Environmentalists are warning that the tanker anchored in the Gulf of Paria could create a ‘dead sea' in the Caribbean if the oil spills arguing that the region has never that large of an ecological disaster.
FSO Nabarima is a floating storage and offloading vessel that is permanently moored offshore of Venezuela at the Corocoro oil field in the Gulf of Paria, located between Venezuela and the island of Trinidad.
The 2005 tanker is owned by the Venezuelan state oil company Petroleos de Venezuela (PDVSA). Reports are that valves on board the vessel have malfunctioned. The issue was reported by the crew back in August but the company has allegedly downplayed the issues.
Footage was in circulation earlier today showing the state of the tanker. It appears to be held up by some anchor chains as one man declares that the government of Trinidad and Tobago have done nothing about the situation.

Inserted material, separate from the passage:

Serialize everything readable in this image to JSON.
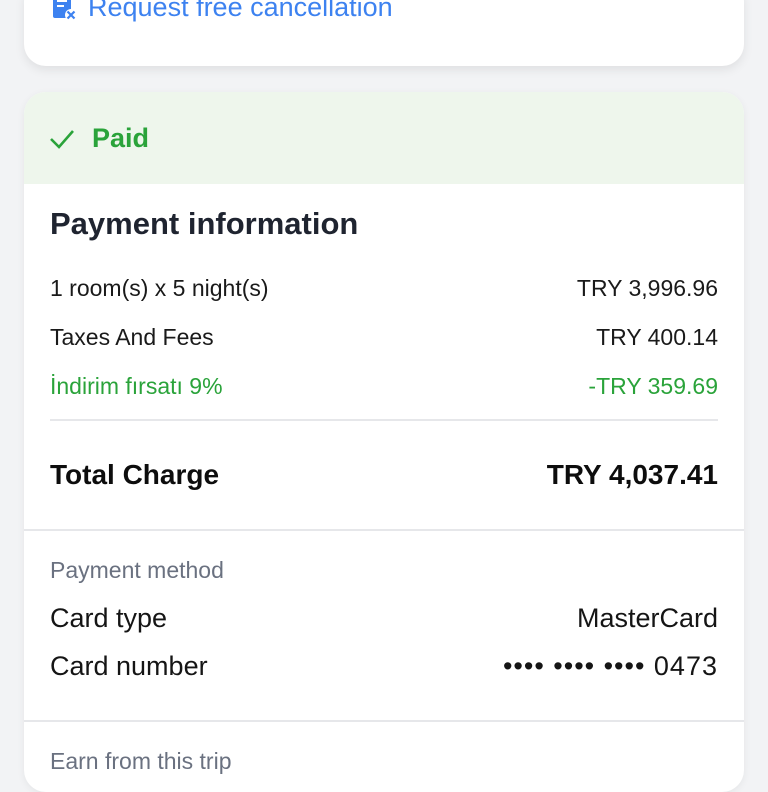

After production at Corocoro ceased in 2019 following United States sanctions on the Venezuelan state oil company Petroleos de Venezuela (PDVSA), Nabarima fell into a state of disrepair and was reported in 2020 to be at risk of spilling her cargo of about 1.3 million barrels of crude oil.
With potential weather systems being monitored in the Caribbean sea the combination of the two would be disastrous.
The vessel has had a sorted history after, in 2007, Venezuela seized control of Corocoro and Nabarima, which passed into the control of a joint venture of PDVSA and an Italian oil company In early 2019, Petrosucre shut down production at Corocoro after the United States placed sanctions on PDVSA that prevented Petrosucre from exporting oil to Citgo, which had previously purchased Corocoro oil.